• Megan Fernandez has one reader rant: When the U.S. Open qualification rounds and Next Gen championship experiment with a lot of changes, I wish automatic line review on any close call were one of them. The last point of Halep's win over Konta in the Cincy semi showed that one of Halep's rally shots was out. The audience at home saw this before Halep made it to her chair. It's a lot to ask for players to stop a rally on match point to challenge a call. It doesn't take very long to call up a Hawk-Eye review, even for a shot in the middle of a rally. I think the booth should review every shot that lands close to the line. Add a few more screens and another volunteer if they have to. Every call could be correct. Why isn't this a top priority?
• Chris of Minneapolis has another: Love your column. I was thinking about this year's men's Slams and what a difference they've been from last year's, and a thought occurred to me. With Djokovic and Wawrinka shut down, that means that none of this year's pairs of finalists include ANY repeats of last year's pairs. That is, from 2016 to 2017 and moving through the Slams, it went:
AO: Djokovic-Murray to Federer-Nadal
RG: Djokovic-Murray to Nadal-Wawrinka
Wimbledon: Murray-Raonic to Federer-Cilic
USO: Wawrinka-Djokovic to TBD (but neither of those two guys)
So I played it back year after year and couldn't find a single instance of this slate-being-wiped-clean going all the way back to ... 1996 to 1997!
The late-90s to early 2000's runs are largely thanks to Sampras, but beyond that the repeating-linking of finalists sure is a testament to the repetitive dominance of the Big Four.

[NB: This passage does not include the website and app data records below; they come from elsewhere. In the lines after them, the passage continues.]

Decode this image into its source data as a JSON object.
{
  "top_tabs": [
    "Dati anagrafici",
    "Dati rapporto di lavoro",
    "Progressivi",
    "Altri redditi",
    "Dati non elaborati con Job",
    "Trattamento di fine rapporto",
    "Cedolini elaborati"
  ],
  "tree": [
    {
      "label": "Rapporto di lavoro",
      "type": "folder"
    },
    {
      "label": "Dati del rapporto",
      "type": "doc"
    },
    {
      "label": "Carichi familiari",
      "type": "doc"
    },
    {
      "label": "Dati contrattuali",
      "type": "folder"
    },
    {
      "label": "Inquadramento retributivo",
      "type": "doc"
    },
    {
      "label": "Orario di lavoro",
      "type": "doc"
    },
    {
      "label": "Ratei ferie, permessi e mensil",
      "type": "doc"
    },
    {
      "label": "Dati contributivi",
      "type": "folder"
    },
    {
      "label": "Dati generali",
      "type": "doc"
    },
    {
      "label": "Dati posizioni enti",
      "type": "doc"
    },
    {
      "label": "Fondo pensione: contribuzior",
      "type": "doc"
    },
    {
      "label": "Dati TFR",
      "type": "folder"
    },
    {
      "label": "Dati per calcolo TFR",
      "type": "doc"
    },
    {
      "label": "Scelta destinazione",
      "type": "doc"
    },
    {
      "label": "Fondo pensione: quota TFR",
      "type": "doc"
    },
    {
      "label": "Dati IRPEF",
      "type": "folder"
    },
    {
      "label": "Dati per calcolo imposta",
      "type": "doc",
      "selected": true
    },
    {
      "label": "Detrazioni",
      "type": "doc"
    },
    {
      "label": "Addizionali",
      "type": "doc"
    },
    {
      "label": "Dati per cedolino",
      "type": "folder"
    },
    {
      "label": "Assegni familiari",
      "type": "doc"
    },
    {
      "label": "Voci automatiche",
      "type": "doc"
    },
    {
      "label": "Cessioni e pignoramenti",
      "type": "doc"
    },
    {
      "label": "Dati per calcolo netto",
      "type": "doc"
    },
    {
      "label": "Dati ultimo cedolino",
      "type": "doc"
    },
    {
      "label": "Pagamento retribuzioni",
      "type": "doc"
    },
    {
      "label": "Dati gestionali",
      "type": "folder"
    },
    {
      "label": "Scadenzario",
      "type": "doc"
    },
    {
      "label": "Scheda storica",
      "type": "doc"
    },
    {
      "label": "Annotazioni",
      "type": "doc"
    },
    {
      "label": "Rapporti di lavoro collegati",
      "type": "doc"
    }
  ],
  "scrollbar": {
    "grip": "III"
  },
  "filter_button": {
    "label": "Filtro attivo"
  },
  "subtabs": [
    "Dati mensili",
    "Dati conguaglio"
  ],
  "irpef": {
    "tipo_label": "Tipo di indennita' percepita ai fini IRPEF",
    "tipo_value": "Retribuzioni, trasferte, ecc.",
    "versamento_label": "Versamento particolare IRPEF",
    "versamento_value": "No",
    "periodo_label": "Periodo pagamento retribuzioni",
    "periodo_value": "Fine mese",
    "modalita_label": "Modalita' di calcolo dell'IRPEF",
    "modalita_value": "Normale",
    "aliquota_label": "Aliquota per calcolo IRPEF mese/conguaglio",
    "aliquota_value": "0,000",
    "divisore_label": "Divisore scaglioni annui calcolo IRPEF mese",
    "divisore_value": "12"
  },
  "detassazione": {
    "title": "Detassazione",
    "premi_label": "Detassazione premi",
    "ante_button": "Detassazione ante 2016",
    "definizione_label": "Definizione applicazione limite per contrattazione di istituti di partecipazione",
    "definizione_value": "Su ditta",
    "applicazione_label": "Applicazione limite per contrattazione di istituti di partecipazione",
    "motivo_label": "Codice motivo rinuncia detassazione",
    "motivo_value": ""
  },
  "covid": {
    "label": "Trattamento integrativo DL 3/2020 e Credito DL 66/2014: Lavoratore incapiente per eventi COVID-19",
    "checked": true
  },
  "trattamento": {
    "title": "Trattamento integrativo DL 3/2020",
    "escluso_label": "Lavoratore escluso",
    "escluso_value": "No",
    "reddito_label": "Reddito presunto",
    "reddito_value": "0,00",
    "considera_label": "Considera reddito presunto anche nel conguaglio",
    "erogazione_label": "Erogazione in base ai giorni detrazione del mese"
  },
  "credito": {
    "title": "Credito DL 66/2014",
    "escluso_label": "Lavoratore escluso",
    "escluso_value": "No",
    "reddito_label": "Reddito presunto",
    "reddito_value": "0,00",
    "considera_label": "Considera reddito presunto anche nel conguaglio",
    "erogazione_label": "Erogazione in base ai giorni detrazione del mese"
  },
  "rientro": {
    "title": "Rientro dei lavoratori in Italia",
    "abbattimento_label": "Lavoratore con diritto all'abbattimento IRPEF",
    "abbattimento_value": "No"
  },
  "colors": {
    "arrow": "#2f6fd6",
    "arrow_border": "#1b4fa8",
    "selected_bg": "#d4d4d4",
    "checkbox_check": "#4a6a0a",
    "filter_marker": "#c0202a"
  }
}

And how odd that this year is a totally clean slate given that all the winners in the last two years themselves are from the Big Four. A fun mental exercise and not as time-consuming as it might at first appear...